In an affidavit supporting her motion to dismiss, Margaret S. Tailby relied upon a material deficiency in the complaint. She pointed out that there was no allegation that at the time of the filing of the "creditor's bill" Scarsborough had in his possession assets due Clarence B. Tailby. (Chap. 22, par. 49, Ill. Rev. Stat. (1953) [Jones Ill. Stats. Ann. 106.12].) The allegation was necessary to lay venue in Cook county of the action against her, and was not made. Plaintiff, instead of amending her complaint to supply the deficiency, filed an answer to the motion to dismiss. The answer did not aid the complaint and, therefore at the time the dismissal order was entered she had made a proper showing that venue was improperly laid in Cook county as to her.
The suit was dismissed also as to Clarence B. Tailby. He was in default at the time. No decree was, and none could have been, rendered against him in Cook county because a decree was not also rendered against Scarsborough, the resident defendant. This is because section 7 of the Civil Practice Act (chap. 110, par. 131, Ill. Rev. Stat. (1953) [Jones Ill. Stats. Ann. 104.007]) authorizes decrees against non-resident defendants, where damages or recovery of money is sought, only (a) when a decree is also rendered against the resident defendant, or (b) where the non-resident appears generally and defends on the merits and the record or evidence shows probable cause for, and good faith in, joining the resident defendant. Language contained in section 11 of the Civil Practice Act before the 1947 amendment similar to that in the latter alternative in section 7 [set forth above in (b)] was construed by this court in Heldt v. Watts, 329 Ill. App. 408 as precluding non-residents who had not appeared.

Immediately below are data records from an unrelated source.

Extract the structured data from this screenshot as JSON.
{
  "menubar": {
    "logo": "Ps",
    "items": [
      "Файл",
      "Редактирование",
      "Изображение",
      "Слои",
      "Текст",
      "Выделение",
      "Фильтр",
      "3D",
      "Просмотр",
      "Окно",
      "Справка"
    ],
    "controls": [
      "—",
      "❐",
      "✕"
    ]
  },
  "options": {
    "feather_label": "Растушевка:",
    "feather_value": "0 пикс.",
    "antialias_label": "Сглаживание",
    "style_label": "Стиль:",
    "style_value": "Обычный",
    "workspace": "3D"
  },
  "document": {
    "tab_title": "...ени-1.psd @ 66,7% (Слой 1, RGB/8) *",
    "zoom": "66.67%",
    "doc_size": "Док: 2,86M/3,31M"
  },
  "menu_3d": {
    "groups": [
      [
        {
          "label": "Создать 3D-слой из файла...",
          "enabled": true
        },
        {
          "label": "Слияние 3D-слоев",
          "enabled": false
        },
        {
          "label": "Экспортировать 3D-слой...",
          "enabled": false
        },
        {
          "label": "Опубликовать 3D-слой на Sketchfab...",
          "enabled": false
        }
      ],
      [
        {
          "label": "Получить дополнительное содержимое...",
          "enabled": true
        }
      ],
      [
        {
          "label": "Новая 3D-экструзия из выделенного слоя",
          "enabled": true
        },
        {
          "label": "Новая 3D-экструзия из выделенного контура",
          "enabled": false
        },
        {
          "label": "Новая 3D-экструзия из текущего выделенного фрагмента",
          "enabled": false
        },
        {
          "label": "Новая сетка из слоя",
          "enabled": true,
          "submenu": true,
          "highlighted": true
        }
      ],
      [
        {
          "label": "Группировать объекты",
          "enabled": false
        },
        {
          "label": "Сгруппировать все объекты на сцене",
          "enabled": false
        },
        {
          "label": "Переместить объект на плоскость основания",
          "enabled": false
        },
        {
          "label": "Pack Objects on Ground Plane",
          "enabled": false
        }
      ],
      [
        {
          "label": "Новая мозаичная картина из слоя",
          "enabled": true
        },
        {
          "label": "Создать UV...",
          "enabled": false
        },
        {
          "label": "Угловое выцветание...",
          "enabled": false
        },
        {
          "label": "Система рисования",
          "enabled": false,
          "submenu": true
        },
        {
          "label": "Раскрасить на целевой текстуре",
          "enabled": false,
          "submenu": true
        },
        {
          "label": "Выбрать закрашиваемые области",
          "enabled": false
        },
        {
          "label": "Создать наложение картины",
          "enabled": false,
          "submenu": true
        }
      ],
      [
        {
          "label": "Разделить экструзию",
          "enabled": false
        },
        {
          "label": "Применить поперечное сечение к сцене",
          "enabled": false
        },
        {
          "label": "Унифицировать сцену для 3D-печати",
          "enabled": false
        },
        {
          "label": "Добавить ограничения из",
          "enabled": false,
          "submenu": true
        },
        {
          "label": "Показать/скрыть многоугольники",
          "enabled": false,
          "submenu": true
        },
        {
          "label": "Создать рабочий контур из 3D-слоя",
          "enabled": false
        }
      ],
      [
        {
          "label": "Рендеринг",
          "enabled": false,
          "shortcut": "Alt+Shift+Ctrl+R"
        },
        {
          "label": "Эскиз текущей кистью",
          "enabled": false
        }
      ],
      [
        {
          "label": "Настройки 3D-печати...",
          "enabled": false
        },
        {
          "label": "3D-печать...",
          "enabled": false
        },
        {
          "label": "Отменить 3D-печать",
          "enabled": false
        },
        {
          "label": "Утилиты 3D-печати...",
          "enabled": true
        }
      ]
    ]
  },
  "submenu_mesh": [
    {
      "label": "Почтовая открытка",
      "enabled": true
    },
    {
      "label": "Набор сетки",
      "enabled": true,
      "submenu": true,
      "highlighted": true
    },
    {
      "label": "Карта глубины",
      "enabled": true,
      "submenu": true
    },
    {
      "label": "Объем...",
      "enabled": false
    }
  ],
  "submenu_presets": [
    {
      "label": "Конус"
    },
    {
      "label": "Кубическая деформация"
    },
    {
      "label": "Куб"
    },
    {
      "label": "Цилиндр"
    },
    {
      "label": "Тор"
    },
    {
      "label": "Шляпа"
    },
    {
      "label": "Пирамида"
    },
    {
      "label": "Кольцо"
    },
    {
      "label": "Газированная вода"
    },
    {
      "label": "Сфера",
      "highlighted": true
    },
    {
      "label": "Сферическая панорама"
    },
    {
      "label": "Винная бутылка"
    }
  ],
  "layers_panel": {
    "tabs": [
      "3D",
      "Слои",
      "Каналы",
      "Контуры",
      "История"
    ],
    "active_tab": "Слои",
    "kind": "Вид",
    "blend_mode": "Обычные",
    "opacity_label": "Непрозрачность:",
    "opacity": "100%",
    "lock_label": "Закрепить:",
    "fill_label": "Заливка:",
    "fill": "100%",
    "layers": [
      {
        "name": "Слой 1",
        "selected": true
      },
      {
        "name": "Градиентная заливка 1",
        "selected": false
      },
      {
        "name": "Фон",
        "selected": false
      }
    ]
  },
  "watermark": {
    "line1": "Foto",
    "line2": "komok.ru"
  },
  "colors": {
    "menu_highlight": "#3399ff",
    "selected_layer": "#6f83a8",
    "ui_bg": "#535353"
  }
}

A decree in Cook county against Clarence B. Tailby therefor presupposes that plaintiff has pleaded and proved Scarsborough had something of value due Clarence B. Tailby at the time suit was filed. This implies a proper amendment to the complaint supplying the deficiency responsible for dismissal as to Margaret S. Tailby. Under the amendment and proper service on Margaret S. Tailby she would be in the same position as Clarence B. Tailby. The dismissal order was not a decision on the merits. City of Geneseo v. Illinois Northern Utilities Co., 378 Ill. 506, 514; 27 C.J.S. 197.
Scarsborough's answer raised the issue of whether he had anything of value due Clarence B. Tailby when suit was filed. That issue is still pending. As to Clarence B. Tailby, a non-resident, the dismissal decree was therefor premature.
Normally a court or chancellor could transfer a cause to the proper county. Heldt v. Watts, 329 Ill. App. 408. The chancellor in the instant case, however, properly denied the motion which was not limited to the defendants Tailby. Scarsborough by answering the complaint disclosed his willingness to proceed in the county of his residence. Had the suit been commenced in Shelby or Macon county, Scarsborough would have had the privilege of objecting to the venue. It would be unfair to deprive him of the privilege in Shelby or Macon county which Margaret S. Tailby used to defeat plaintiff's suit in Cook county.
For the reasons given the order appealed from is modified by eliminating the words "for want of equity" and is affirmed as to Margaret S. Tailby. The order is reversed as to Clarence B. Tailby. The cause is remanded for further proceedings consistent with this opinion.
Order modified and affirmed as to Margaret S. Tailby, reversed as to Clarence B. Tailby and the cause remanded.
FEINBERG, P.J. and LEWE, ...